Divorce in Cobb County, Georgia
The laws regarding divorce throughout the state of Georgia vary by county. It’s important to ensure that you know the laws and procedures for the county in which you will be filing for a divorce. If you do not follow the legal guidelines your divorce may be delayed or there could be issues arise.
Quick Facts for Filing for Divorce in Cobb County:
- Divorces in Cobb County must be filed in the Superior Court.
- In Cobb County, different paperwork needs to be filed depending on whether or not you have minor children. Their website offers the forms that are needed to file, including for those with minor children, and those without minor children
- The divorce packet of paperwork needs to be completed and submitted, along with the filing fee. The most recent filing fee for a divorce in Cobb County is $216.
- Divorces are either contested (you have disagreements) or uncontested (you have signed a Settled Agreement).
- You are able to legally remarry after the court has issued a Final Judgment and Decree of Divorce.
- When filing for a divorce in Cobb County, you have two options. You can complete and file the paperwork yourself, or you can hire an attorney who will complete the paperwork and file it on your behalf, and provide you with representation.
When filing the paperwork for divorce in Cobb County, you must fill out every section accurately. The forms you will need to start the divorce include:
- Complaint for Divorce
- Domestic Relations Financial Affidavit
- Domestic Relations Case Filing Information Form
- Sheriff’s Entry of Service or acknowledgement of service
- Standing Order
There are additional forms that may be necessary, depending on your personal situation. These include:
- Notice of Lis Pendens
- Rule Nisi
- Affidavit of Poverty and Order of Poverty
- Child Support Worksheet
Cobb County Divorce with Minor Children
Those divorcing in Cobb County that have minor children are required by law to attend a 4-hour Divorcing Parents Seminar. The purpose of this seminar is to provide parents with information regarding how divorce may impact their children, child development stages, identifying when the child may need some professional help, and realistic expectations. The class schedule offers the class in the morning and afternoon each week.
When there are minor children involved, the court will make the final decision as to where the child will reside, visitation, child support, etc. A parenting plan will need to be submitted with your Final Judgment. Assets that are acquired during the duration of the marriage are typically split, with the court making the decision and issuing the final decree.
Cobb County also offers a Family Law Workshop each month that can assist with cases regarding divorce, contempt, modification, and paternity/legitimization. Additionally, Cobb County offers a mediation program that is available to help those with disputes try to find common ground. The program is available to those with civil and domestic disputes.
The Judicial Court of Georgia offers a child support commission website. This site offers an online child support calculator, which may be helpful for those who are divorcing and have minor children.
Should you hire an attorney?

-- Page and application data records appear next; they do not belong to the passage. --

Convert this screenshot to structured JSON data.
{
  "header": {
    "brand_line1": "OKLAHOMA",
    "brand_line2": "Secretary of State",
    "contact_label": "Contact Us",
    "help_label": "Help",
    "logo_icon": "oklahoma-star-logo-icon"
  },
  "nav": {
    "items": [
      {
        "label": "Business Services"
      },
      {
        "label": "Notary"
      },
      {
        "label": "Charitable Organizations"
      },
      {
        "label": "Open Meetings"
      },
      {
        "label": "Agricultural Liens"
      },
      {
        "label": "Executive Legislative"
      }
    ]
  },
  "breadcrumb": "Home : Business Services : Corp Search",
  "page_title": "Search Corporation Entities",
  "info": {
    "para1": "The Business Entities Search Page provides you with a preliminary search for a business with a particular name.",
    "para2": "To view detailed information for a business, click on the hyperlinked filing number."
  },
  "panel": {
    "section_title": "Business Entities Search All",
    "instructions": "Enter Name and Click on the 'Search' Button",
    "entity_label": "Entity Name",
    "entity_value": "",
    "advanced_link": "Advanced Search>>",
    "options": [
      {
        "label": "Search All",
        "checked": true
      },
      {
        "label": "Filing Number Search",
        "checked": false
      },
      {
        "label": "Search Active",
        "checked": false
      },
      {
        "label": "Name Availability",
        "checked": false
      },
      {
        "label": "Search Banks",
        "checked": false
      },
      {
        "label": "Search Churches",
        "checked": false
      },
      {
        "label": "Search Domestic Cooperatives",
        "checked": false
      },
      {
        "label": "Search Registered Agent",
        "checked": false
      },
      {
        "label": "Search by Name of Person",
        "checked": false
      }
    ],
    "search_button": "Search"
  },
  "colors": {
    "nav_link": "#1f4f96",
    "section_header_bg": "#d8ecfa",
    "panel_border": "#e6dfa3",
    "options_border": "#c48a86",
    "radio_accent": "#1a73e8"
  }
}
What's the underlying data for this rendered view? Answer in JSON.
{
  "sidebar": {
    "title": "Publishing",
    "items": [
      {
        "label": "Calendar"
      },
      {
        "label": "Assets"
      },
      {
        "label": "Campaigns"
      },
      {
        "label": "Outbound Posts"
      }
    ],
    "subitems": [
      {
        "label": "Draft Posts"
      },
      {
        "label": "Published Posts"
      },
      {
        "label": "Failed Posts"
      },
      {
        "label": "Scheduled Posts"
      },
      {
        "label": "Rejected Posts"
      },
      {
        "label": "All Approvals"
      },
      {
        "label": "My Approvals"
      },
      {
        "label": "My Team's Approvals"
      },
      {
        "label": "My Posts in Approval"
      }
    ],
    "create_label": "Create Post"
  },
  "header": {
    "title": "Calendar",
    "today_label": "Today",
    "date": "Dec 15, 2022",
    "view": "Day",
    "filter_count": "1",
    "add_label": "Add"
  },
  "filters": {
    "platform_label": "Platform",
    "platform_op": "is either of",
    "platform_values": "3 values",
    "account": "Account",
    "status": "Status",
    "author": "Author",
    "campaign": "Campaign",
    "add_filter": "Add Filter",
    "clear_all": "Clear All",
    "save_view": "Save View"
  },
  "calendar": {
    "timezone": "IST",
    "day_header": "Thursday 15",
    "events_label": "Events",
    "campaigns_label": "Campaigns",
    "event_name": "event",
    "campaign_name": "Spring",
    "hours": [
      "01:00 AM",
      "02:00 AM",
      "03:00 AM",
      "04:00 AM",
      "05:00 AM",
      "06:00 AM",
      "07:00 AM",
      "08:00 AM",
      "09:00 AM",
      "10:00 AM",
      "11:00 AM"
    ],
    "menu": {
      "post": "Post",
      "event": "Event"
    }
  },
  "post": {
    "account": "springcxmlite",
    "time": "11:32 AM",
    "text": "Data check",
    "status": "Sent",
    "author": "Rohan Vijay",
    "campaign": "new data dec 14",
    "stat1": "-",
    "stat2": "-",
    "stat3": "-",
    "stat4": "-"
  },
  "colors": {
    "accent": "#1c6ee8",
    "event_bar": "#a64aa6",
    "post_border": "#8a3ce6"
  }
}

Whether or not you hire an attorney to assist with filing for your divorce is a personal choice. However, it is important to note that completing the necessary forms to file may be complicated for some people. There are also some who may be ideal candidates to have an attorney file on their behalf and represent them. These cases include those with minor children, assets that were gained during the course of the marriage, if there are disputes, or if there are other uncommon circumstances that need to be addressed or resolved.
If you have specific legal questions regarding your divorce in Cobb County you should consult with an attorney who can review the facts of your case in detail and then present you with your best options. If you cannot afford an attorney and feel you need legal assistance, you may find one that takes payment plans, credit cards, or you may find a pro bono (free of charge) attorney by contacting Georgia Legal Aid.